Somalia's PM commits to free, fair polls after impasse over elections resolved

·2-min read
Somalia's PM Mohamed Hussein Roble looks on before addressing members of parliament, in Mogadishu

By Abdi Sheikh

MOGADISHU (Reuters) -Somali Prime Minister Mohamed Hussein Roble said he was committed to free and fair polls after he signed an agreement on Thursday with leaders from the country's regions to hold indirect elections after delays triggered a crisis.

Under the indirect election system, clan elders were meant to have selected lawmakers in December and the new lawmakers were due to elect a new president on Feb. 8. Both procedures failed to take place, amid disputes over issues that included the composition of an election commission supervising the voting.

The disagreements caused concern that clans could turn on each other and that the al Qaeda-linked al Shabaab Islamist insurgency could exploit a security vacuum.

"My government and I are committed to implement a free and fair indirect election. We are all responsible to ensure women get their 30% quota (of positions). I urge all state presidents to facilitate and implement this," Roble said after signing the agreement.

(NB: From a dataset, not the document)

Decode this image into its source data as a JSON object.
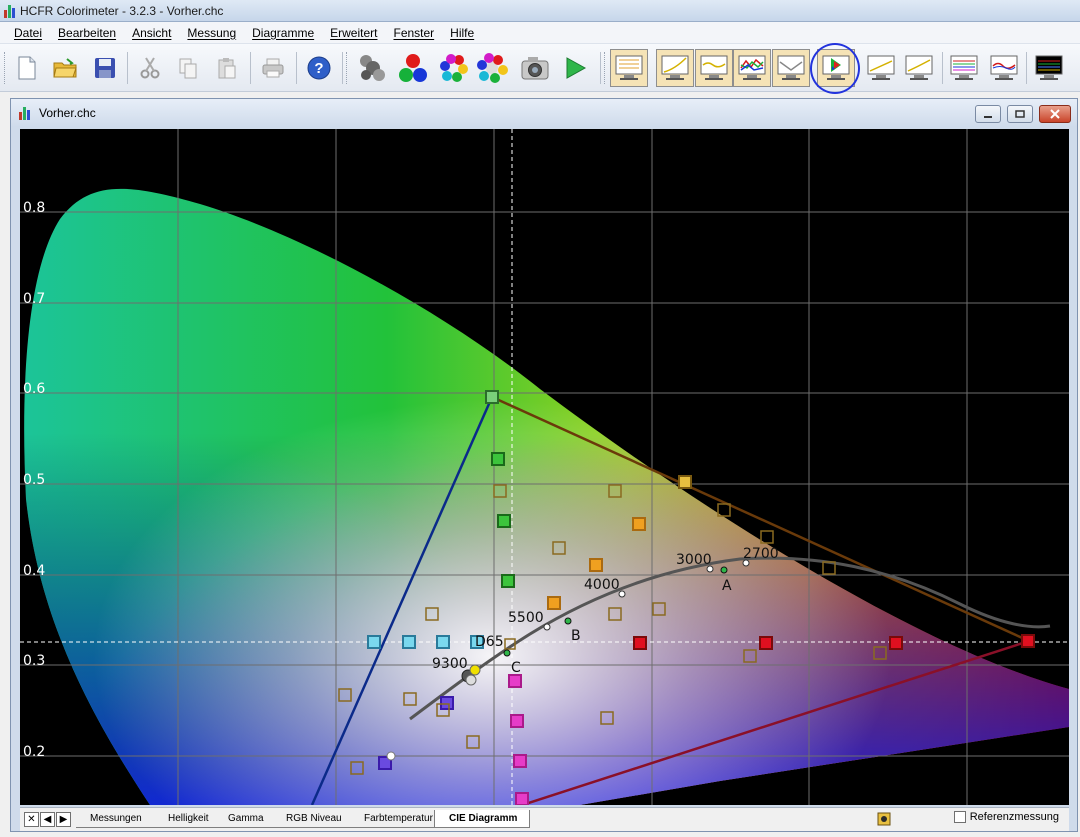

The agreement, which was read out at a ceremony, said Roble and the five regional states will select members of the election committee by Sunday.

The deal said indirect elections will be held within the next 60 days, with each region designating two venues to allow clan elders and clan representatives to select lawmakers to the lower house.

"My dear brothers, politicians, whatever you need is in front of me. Do not search in other places. Let's all forgive one another, and I ask you to forgive me," Roble said.

Foreign Minister Mohamed Abdirizak told Reuters, "Today's agreement is historic. It was a Somali-led and Somali-owned process but that doesn't mean its implementation can also be all Somali-owned, we still need our international partners."

The elections will cost more than $15 million, he said, and COVID-19 has dented Somalia's revenues.

Somalia was initially aiming to hold its first direct election since civil war erupted in 1991, but delays in preparations and continuous attacks by al Shabaab forced it to resort to an indirect vote.

President Mohamed Abdullahi Mohamed has sought a second term. The opposition has accused him of packing regional and national electoral boards with his allies.

In April, the lower house of parliament voted to extend the president's four-year term by another two years. The Senate rejected the extension, and troops opposed to the move seized positions in the capital. They have since returned to barracks.

Lawmaker Abdirizak Mohamed, the former internal security minister, has been a fierce critic of the president but said the deal had averted a crisis.

"A few weeks ago we were on the brink of armed conflict in the city of Mogadishu, and now we have reached a consensus to go for elections, so we are happy," he told Reuters.

(Reporting by Abdi Sheikh and Katharine HoureldWriting by George ObulutsaEditing by Philippa Fletcher and Frances Kerry)